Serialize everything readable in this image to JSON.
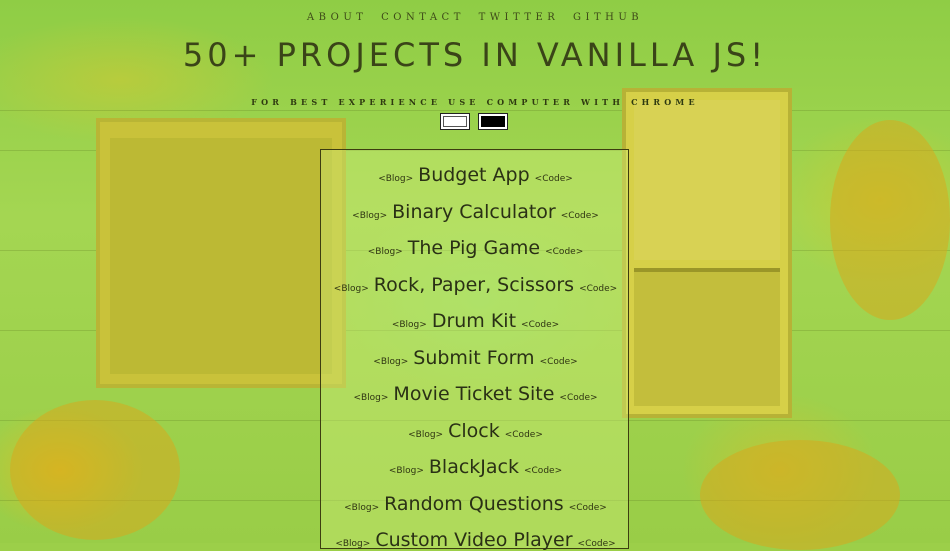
{
  "nav": {
    "items": [
      "About",
      "Contact",
      "Twitter",
      "Github"
    ]
  },
  "header": {
    "title": "50+ PROJECTS IN VANILLA JS!",
    "subtitle": "For best experience use computer with chrome"
  },
  "theme_toggles": [
    {
      "name": "light-theme",
      "color": "#ffffff"
    },
    {
      "name": "dark-theme",
      "color": "#000000"
    }
  ],
  "projects": {
    "blog_label": "<Blog>",
    "code_label": "<Code>",
    "items": [
      "Budget App",
      "Binary Calculator",
      "The Pig Game",
      "Rock, Paper, Scissors",
      "Drum Kit",
      "Submit Form",
      "Movie Ticket Site",
      "Clock",
      "BlackJack",
      "Random Questions",
      "Custom Video Player"
    ]
  },
  "colors": {
    "text": "#3a4418",
    "background": "#9ccf49"
  }
}
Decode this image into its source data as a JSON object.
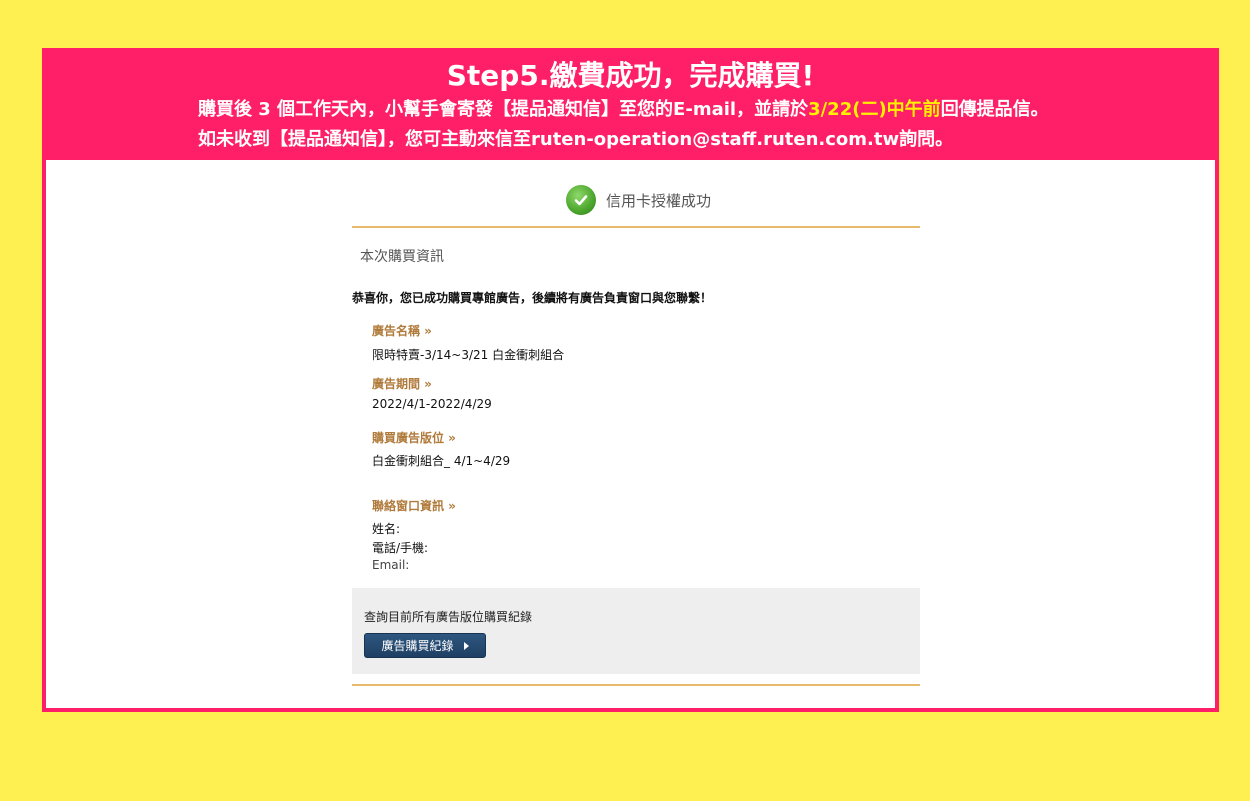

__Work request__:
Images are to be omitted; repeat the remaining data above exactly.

__Response area__:
Serialize everything readable in this image to JSON.
{
  "nav": {
    "items": [
      "About",
      "Contact",
      "Twitter",
      "Github"
    ]
  },
  "header": {
    "title": "50+ PROJECTS IN VANILLA JS!",
    "subtitle": "For best experience use computer with chrome"
  },
  "theme_toggles": [
    {
      "name": "light-theme",
      "color": "#ffffff"
    },
    {
      "name": "dark-theme",
      "color": "#000000"
    }
  ],
  "projects": {
    "blog_label": "<Blog>",
    "code_label": "<Code>",
    "items": [
      "Budget App",
      "Binary Calculator",
      "The Pig Game",
      "Rock, Paper, Scissors",
      "Drum Kit",
      "Submit Form",
      "Movie Ticket Site",
      "Clock",
      "BlackJack",
      "Random Questions",
      "Custom Video Player"
    ]
  },
  "colors": {
    "text": "#3a4418",
    "background": "#9ccf49"
  }
}
Decode this image into its source data as a JSON object.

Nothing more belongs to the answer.